And so, he calls us, with the authority of his own experience, to forgive despite our pains, wounds and marks. To extend some part of the Kingdom of Heaven to those in reach, admist our own suffering. It sounds beautiful and reads lovely in the Bible, but in reality, it sucks.
Forgiveness sucks.
I want to know that it will make a difference. I want that assurance that my husband will be safe, that his scars will blend into his skin until they disappear and those we forgive will be changed for the better. But God doesn't bargain with us when he demands that we forgive. He only flashes the image of his own son dying- screaming out our forgiveness.
And all my excuses fall empty at my feet.
I still don't want to obey- the desire isn't there. I don't want to do something that costs so much from me, but may never meet their ears.
But, maybe, after saying the words enough times, the emotion will follow.
Maybe, as I force myself to remember Jesus' forgiveness of me, something will change.
Maybe, as I remember and that he kept his scars on purpose, I will want to forgive.

Monday, July 19, 2010

Hope and Fear

Last month, my husband was stabbed multiple times by complete strangers- and their motive is still unknown. We don't know why they wanted to attack Biruk.
Biruk is mobile again, and can run and laugh like normal.
However, the police have still not arrested his assaulters. It's not just frustrating that the police seem so slow-but it's also frightening. Twice now, Biruk has seen the people who attacked him. Of course he contacted the police and even at one point was able to show police which apartment building they entered.
Biruk had gone to our favorite donair place (a donair is a Middle-East version of Greek gyros) because the owner had offered for Biruk to work there for a day to learn how to make donairs and have an insider's view at operating a restaurant. It was just as Biruk arrived that he saw the same people, same car of the individuals who attacked him that night. Biruk's not seeking out trouble, he really is trying to be safe.
So many questions and worries rush through my mind when Biruk tells me he's waiting with the police, or that he just dashed inside because he saw someone who could have been the one who stabbed him.
We're just trying to go about our life, but in doing so, we are continually faced with life-threatening risks until these people are apprehended.
At this point, I'm not even thinking about justice- I realize that that criminal trial might be a year away. All I am focusing on is safety, and wanting to not worry if my husband will be attacked again.
I don't know how better to express this fear... it's so tangible and immediate.
I just want them arrested.
That's all.

Oh. And Biruk is opening his own restaurant/lounge.
I love him- he's so brave. He's pushing forward, and turning a tragedy into a dream.
Our motto is: we're blessed.

And we are.

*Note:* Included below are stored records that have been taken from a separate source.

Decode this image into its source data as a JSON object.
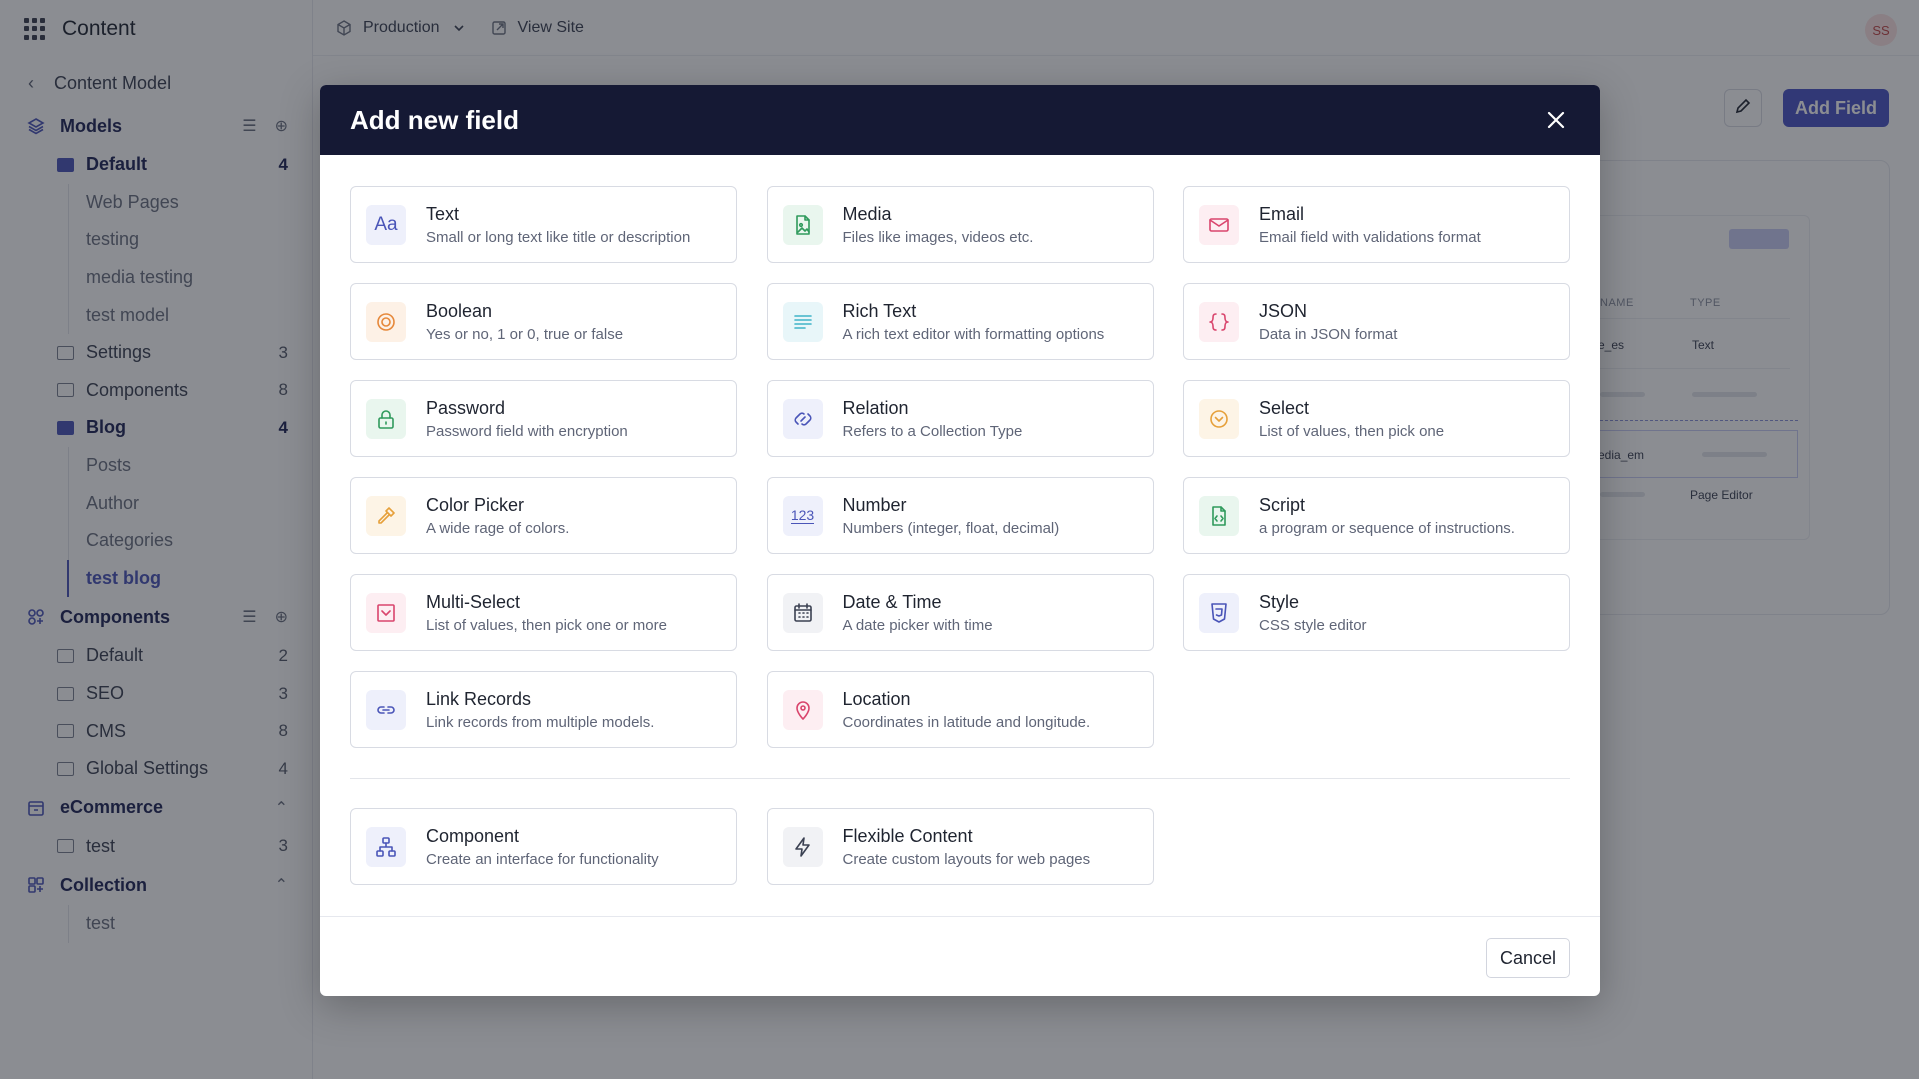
{
  "app": {
    "title": "Content"
  },
  "sidebar": {
    "back_label": "Content Model",
    "models": {
      "label": "Models",
      "folders": [
        {
          "name": "Default",
          "count": "4",
          "open": true,
          "children": [
            "Web Pages",
            "testing",
            "media testing",
            "test model"
          ]
        },
        {
          "name": "Settings",
          "count": "3",
          "open": false
        },
        {
          "name": "Components",
          "count": "8",
          "open": false
        },
        {
          "name": "Blog",
          "count": "4",
          "open": true,
          "children": [
            "Posts",
            "Author",
            "Categories",
            "test blog"
          ],
          "active_child": "test blog"
        }
      ]
    },
    "components": {
      "label": "Components",
      "folders": [
        {
          "name": "Default",
          "count": "2"
        },
        {
          "name": "SEO",
          "count": "3"
        },
        {
          "name": "CMS",
          "count": "8"
        },
        {
          "name": "Global Settings",
          "count": "4"
        }
      ]
    },
    "ecommerce": {
      "label": "eCommerce",
      "folders": [
        {
          "name": "test",
          "count": "3"
        }
      ]
    },
    "collection": {
      "label": "Collection",
      "children": [
        "test"
      ]
    }
  },
  "topbar": {
    "environment": "Production",
    "view_site": "View Site",
    "avatar_initials": "SS"
  },
  "background": {
    "add_field_label": "Add Field",
    "table_headers": [
      "NAME",
      "TYPE"
    ],
    "row1_name": "e_es",
    "row1_type": "Text",
    "row2_name": "edia_em",
    "row3_type": "Page Editor"
  },
  "modal": {
    "title": "Add new field",
    "fields": [
      {
        "name": "Text",
        "desc": "Small or long text like title or description",
        "icon": "text-aa-icon",
        "color": "#4a55b8",
        "bg": "#eef0fb"
      },
      {
        "name": "Media",
        "desc": "Files like images, videos etc.",
        "icon": "image-file-icon",
        "color": "#2f9a5c",
        "bg": "#e9f6ee"
      },
      {
        "name": "Email",
        "desc": "Email field with validations format",
        "icon": "envelope-icon",
        "color": "#d9456d",
        "bg": "#fdeef2"
      },
      {
        "name": "Boolean",
        "desc": "Yes or no, 1 or 0, true or false",
        "icon": "toggle-circle-icon",
        "color": "#e6883a",
        "bg": "#fdf1e6"
      },
      {
        "name": "Rich Text",
        "desc": "A rich text editor with formatting options",
        "icon": "paragraph-lines-icon",
        "color": "#3fb3c8",
        "bg": "#e8f6f9"
      },
      {
        "name": "JSON",
        "desc": "Data in JSON format",
        "icon": "curly-braces-icon",
        "color": "#d9456d",
        "bg": "#fdeef2"
      },
      {
        "name": "Password",
        "desc": "Password field with encryption",
        "icon": "lock-icon",
        "color": "#2f9a5c",
        "bg": "#e9f6ee"
      },
      {
        "name": "Relation",
        "desc": "Refers to a Collection Type",
        "icon": "relation-link-icon",
        "color": "#4a55b8",
        "bg": "#eef0fb"
      },
      {
        "name": "Select",
        "desc": "List of values, then pick one",
        "icon": "chevron-circle-icon",
        "color": "#e6a03a",
        "bg": "#fdf4e6"
      },
      {
        "name": "Color Picker",
        "desc": "A wide rage of colors.",
        "icon": "eyedropper-icon",
        "color": "#e6a03a",
        "bg": "#fdf4e6"
      },
      {
        "name": "Number",
        "desc": "Numbers (integer, float, decimal)",
        "icon": "number-123-icon",
        "color": "#4a55b8",
        "bg": "#eef0fb",
        "glyph": "123"
      },
      {
        "name": "Script",
        "desc": "a program or sequence of instructions.",
        "icon": "code-file-icon",
        "color": "#2f9a5c",
        "bg": "#e9f6ee"
      },
      {
        "name": "Multi-Select",
        "desc": "List of values, then pick one or more",
        "icon": "multi-select-icon",
        "color": "#d9456d",
        "bg": "#fdeef2"
      },
      {
        "name": "Date & Time",
        "desc": "A date picker with time",
        "icon": "calendar-icon",
        "color": "#3b4152",
        "bg": "#f1f2f5"
      },
      {
        "name": "Style",
        "desc": "CSS style editor",
        "icon": "css-shield-icon",
        "color": "#4a55b8",
        "bg": "#eef0fb"
      },
      {
        "name": "Link Records",
        "desc": "Link records from multiple models.",
        "icon": "chain-link-icon",
        "color": "#4a55b8",
        "bg": "#eef0fb"
      },
      {
        "name": "Location",
        "desc": "Coordinates in latitude and longitude.",
        "icon": "map-pin-icon",
        "color": "#d9456d",
        "bg": "#fdeef2"
      }
    ],
    "components": [
      {
        "name": "Component",
        "desc": "Create an interface for functionality",
        "icon": "component-tree-icon",
        "color": "#4a55b8",
        "bg": "#eef0fb"
      },
      {
        "name": "Flexible Content",
        "desc": "Create custom layouts for web pages",
        "icon": "lightning-icon",
        "color": "#3b4152",
        "bg": "#f1f2f5"
      }
    ],
    "cancel_label": "Cancel"
  }
}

There's no arguement there. But I would feel more at ease when I know there is no one running around our city who randomly attacked my husband and might do so again. However, I should remember Biruk has had a hair cut since then, so maybe they won't recognize

Friday, July 02, 2010

But isn't that true of all Christians?

1. The Rastafarian religion believes that Hale Selassie, Emperor of Ethiopia was a descendant of Jesus Christ.
2. Biruk is a distant relative of Hale Selassie (like 5th cousin twice removed or something).
3. I am married to Biruk.
4. I am related to Jesus (through marriage).